The way Donnell Herrington tells it, there was no warning. One second he was trudging through the heat. The next he was lying prostrate on the pavement, his life spilling out of a hole in his throat, his body racked with pain, his vision blurred and distorted.
It was Sept. 1, 2005, some three days after Hurricane Katrina crashed into New Orleans, and somebody had just blasted Herrington, who is African-American, with a shotgun. "I just hit the ground. I didn't even know what happened," recalls Herrington, a burly 32-year-old with a soft drawl.

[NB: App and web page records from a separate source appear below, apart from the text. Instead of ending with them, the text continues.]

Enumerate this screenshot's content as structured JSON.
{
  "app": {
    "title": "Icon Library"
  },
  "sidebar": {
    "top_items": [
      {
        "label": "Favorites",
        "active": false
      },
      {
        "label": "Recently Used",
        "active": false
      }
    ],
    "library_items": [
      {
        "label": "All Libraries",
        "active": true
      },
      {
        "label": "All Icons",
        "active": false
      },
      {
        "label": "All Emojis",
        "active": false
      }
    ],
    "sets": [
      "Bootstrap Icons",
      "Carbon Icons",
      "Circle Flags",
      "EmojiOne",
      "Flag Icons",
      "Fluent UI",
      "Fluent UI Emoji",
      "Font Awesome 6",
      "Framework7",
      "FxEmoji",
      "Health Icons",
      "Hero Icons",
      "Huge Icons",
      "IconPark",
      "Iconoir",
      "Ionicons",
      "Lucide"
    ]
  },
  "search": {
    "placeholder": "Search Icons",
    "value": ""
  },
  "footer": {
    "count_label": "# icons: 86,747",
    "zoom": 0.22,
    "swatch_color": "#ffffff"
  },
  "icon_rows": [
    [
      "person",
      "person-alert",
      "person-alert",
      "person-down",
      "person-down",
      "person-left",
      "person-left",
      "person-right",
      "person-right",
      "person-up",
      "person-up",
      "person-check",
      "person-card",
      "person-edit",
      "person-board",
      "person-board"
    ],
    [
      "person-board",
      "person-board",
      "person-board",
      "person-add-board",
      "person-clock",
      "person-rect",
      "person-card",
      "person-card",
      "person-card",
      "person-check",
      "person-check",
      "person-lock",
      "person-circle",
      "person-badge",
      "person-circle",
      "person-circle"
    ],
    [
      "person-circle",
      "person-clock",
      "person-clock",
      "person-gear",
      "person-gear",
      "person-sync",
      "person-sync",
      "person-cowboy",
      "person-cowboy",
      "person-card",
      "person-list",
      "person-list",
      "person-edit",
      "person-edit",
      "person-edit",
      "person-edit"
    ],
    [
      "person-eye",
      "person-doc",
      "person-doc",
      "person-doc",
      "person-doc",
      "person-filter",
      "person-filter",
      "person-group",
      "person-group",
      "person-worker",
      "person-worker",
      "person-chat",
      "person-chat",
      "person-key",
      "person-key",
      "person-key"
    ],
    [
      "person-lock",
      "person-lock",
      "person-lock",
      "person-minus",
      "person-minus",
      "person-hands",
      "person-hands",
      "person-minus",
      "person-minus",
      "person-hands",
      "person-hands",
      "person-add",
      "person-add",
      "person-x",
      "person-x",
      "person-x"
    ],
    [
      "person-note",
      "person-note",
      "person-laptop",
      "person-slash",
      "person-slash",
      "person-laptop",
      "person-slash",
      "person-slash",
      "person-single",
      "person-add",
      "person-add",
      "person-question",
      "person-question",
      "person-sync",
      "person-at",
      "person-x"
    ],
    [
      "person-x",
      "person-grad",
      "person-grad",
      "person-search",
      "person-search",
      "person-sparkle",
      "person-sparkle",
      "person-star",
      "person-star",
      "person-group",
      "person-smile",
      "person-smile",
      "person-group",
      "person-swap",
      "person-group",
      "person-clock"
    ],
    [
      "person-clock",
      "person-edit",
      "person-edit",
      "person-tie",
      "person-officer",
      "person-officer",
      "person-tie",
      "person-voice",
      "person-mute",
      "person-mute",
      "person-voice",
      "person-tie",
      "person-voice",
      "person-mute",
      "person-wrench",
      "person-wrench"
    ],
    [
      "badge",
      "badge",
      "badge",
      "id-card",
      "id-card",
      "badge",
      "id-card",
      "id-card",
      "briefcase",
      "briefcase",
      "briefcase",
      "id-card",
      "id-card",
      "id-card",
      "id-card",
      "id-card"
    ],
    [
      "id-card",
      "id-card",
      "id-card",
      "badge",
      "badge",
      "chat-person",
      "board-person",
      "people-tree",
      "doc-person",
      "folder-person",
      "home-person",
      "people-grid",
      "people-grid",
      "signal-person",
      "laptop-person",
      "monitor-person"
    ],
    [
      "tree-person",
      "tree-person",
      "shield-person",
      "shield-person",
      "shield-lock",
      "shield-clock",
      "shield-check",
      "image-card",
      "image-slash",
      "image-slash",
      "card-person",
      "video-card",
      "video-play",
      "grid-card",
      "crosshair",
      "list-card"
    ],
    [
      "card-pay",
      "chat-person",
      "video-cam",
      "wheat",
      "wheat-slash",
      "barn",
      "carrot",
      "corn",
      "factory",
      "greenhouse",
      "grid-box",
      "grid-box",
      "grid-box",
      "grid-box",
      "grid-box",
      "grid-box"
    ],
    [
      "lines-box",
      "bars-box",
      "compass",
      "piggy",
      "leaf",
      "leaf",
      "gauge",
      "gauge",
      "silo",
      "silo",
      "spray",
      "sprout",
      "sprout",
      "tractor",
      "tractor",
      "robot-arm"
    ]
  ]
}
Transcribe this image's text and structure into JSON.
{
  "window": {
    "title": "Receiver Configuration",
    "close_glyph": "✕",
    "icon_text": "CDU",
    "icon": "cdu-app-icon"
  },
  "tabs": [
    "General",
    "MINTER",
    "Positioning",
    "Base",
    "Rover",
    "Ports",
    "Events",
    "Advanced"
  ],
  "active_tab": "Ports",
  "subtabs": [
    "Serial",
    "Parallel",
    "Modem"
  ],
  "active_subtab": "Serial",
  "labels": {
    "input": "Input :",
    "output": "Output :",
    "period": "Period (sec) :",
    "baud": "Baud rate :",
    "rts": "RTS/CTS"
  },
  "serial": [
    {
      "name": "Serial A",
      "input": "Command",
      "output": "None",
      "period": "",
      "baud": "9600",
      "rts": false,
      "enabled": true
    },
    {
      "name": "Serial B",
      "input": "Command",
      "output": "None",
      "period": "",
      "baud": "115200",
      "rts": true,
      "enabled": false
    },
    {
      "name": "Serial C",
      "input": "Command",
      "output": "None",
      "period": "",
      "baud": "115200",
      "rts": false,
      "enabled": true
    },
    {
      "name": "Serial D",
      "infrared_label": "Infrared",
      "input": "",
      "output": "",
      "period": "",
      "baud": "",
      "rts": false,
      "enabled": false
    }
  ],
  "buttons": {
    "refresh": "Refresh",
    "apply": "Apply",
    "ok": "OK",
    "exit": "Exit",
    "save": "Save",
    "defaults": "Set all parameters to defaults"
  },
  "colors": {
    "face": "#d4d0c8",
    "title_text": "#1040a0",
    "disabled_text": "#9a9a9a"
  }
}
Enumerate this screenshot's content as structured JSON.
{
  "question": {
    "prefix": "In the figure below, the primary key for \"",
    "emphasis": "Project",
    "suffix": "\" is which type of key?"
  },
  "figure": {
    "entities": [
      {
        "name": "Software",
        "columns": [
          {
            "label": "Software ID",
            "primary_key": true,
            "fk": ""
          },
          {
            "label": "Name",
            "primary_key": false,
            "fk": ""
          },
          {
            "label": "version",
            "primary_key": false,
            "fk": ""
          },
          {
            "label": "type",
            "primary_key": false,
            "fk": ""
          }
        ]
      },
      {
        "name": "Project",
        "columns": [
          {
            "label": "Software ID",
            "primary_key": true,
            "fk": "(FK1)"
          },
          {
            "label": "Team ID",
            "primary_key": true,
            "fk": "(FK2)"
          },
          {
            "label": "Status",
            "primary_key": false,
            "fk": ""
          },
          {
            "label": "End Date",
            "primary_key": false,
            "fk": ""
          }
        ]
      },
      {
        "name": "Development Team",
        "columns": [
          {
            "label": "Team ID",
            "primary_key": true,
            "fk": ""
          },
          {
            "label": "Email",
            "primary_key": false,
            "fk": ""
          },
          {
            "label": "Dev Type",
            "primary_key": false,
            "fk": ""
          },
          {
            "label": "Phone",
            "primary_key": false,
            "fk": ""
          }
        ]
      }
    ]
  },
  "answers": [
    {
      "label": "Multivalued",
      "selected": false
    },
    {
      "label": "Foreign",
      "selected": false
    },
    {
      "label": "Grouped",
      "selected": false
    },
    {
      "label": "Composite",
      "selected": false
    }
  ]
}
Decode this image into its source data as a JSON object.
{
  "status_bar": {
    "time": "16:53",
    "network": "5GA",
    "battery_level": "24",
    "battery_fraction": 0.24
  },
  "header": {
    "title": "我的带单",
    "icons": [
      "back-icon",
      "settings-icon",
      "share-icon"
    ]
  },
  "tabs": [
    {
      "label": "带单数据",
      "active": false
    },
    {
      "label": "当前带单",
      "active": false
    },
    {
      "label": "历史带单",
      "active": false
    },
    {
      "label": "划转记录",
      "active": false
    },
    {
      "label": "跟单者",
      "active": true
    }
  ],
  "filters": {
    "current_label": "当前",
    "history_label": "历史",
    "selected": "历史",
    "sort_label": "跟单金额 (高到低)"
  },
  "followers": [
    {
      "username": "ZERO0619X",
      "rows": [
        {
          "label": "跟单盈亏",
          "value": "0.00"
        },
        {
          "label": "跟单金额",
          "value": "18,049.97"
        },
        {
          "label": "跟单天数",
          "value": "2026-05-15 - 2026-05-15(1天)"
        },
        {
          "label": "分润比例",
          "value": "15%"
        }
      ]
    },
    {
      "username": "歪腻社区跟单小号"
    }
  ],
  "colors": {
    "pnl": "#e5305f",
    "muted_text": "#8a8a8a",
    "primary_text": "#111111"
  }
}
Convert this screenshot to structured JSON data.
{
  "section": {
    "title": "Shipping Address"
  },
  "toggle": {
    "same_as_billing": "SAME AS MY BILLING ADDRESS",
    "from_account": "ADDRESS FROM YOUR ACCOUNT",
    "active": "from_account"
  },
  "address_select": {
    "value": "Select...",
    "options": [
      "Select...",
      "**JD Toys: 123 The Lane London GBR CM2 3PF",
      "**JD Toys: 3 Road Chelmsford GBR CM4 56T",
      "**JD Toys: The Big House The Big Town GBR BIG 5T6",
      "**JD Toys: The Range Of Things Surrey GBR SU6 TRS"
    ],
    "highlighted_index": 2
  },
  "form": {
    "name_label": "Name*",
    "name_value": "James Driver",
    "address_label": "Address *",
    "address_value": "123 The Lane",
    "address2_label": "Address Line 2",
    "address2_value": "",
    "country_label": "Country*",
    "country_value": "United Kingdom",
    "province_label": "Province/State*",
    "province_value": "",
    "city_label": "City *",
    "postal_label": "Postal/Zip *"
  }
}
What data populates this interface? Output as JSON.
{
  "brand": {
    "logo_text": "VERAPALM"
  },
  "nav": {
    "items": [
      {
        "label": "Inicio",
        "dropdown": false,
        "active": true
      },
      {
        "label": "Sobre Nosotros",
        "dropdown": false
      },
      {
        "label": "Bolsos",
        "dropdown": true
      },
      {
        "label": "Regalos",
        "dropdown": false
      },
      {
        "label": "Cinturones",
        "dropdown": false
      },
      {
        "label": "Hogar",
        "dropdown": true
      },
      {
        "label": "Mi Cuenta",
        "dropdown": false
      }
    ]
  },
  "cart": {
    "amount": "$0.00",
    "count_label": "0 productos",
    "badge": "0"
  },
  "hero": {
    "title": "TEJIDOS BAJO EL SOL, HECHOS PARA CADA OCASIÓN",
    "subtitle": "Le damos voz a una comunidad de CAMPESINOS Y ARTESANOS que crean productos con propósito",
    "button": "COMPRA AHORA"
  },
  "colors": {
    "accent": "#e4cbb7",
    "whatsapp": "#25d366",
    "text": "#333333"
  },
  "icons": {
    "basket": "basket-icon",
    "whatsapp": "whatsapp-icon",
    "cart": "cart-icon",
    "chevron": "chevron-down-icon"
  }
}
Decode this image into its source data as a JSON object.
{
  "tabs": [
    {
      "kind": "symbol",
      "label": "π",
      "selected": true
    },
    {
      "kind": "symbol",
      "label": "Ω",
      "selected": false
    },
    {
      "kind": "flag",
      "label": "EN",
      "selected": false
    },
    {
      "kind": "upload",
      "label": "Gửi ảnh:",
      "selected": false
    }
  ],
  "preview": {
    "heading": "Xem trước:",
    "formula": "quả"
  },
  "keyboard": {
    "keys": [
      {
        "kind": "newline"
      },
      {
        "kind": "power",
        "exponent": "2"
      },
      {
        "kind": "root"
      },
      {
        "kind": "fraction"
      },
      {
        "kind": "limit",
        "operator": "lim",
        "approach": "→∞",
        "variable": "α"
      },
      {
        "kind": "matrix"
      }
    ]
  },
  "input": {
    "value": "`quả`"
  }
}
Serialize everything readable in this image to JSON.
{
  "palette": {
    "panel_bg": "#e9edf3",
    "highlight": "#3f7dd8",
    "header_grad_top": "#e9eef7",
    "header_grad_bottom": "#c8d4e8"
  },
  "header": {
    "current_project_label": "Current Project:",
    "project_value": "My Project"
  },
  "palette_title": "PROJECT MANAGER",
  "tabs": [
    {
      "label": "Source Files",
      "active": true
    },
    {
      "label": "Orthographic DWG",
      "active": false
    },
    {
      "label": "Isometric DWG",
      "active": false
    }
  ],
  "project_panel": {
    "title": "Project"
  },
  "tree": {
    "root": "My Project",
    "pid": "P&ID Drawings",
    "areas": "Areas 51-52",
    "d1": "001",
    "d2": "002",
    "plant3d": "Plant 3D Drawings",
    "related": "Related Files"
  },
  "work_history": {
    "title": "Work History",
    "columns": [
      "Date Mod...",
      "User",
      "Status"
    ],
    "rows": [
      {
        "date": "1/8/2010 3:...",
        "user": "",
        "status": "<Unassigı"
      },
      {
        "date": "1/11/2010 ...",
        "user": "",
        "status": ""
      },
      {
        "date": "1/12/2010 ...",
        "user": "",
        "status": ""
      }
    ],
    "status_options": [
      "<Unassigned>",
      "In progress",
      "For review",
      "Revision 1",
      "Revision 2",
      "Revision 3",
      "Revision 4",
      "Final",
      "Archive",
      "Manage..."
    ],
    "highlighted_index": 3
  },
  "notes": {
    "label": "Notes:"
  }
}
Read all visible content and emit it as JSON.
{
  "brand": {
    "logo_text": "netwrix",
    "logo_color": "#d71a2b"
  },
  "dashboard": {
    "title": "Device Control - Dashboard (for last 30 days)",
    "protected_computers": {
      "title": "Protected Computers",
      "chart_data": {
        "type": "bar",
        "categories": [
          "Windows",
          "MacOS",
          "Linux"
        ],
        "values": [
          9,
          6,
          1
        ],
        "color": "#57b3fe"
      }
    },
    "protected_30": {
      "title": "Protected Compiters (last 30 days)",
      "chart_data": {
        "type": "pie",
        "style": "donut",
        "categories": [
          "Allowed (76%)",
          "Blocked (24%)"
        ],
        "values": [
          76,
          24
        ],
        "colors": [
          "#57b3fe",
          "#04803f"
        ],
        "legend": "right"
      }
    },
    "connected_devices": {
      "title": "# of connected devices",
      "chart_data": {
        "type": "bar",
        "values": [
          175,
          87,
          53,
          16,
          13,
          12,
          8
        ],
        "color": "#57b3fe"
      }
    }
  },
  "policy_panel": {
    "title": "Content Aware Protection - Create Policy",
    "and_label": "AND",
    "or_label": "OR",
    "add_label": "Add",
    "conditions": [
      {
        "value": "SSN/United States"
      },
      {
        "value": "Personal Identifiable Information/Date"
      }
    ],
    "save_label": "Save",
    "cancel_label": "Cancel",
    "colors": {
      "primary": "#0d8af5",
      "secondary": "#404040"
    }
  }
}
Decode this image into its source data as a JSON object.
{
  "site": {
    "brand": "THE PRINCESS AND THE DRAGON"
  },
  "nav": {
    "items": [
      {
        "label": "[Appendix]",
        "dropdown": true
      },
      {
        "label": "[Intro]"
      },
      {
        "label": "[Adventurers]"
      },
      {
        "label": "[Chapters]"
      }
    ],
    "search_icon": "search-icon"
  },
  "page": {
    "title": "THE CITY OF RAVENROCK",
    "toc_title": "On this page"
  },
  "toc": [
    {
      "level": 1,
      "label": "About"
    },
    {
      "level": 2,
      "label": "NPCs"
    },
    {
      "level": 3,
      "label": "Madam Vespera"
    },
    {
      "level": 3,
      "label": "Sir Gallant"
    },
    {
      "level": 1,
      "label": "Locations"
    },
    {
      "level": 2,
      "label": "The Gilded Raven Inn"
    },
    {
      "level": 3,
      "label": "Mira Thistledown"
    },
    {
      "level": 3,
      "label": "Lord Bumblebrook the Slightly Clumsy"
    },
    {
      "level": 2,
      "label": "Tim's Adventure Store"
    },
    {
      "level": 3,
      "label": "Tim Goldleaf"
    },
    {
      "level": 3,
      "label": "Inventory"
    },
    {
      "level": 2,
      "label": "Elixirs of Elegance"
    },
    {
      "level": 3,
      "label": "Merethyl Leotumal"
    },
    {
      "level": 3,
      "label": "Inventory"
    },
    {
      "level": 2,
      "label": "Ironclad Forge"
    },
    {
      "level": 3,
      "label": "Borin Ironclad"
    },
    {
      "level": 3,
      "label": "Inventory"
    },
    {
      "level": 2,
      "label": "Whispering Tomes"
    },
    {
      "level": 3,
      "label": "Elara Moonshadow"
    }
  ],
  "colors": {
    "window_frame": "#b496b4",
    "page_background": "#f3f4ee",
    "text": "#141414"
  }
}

The sudden eruption of gunfire horrified Herrington's companions -- his cousin, Marcel Alexander, then 17, and friend, Chris Collins, then 18, who are also black. "I looked at Donnell and he had this big old hole in his neck," Alexander recalls. "I tried to help him up and they started shooting again." Herrington says he was staggering to his feet when a second shotgun blast struck him from behind; the spray of lead pellets also caught Collins and Alexander. The buckshot peppered Alexander's back, arm and buttocks.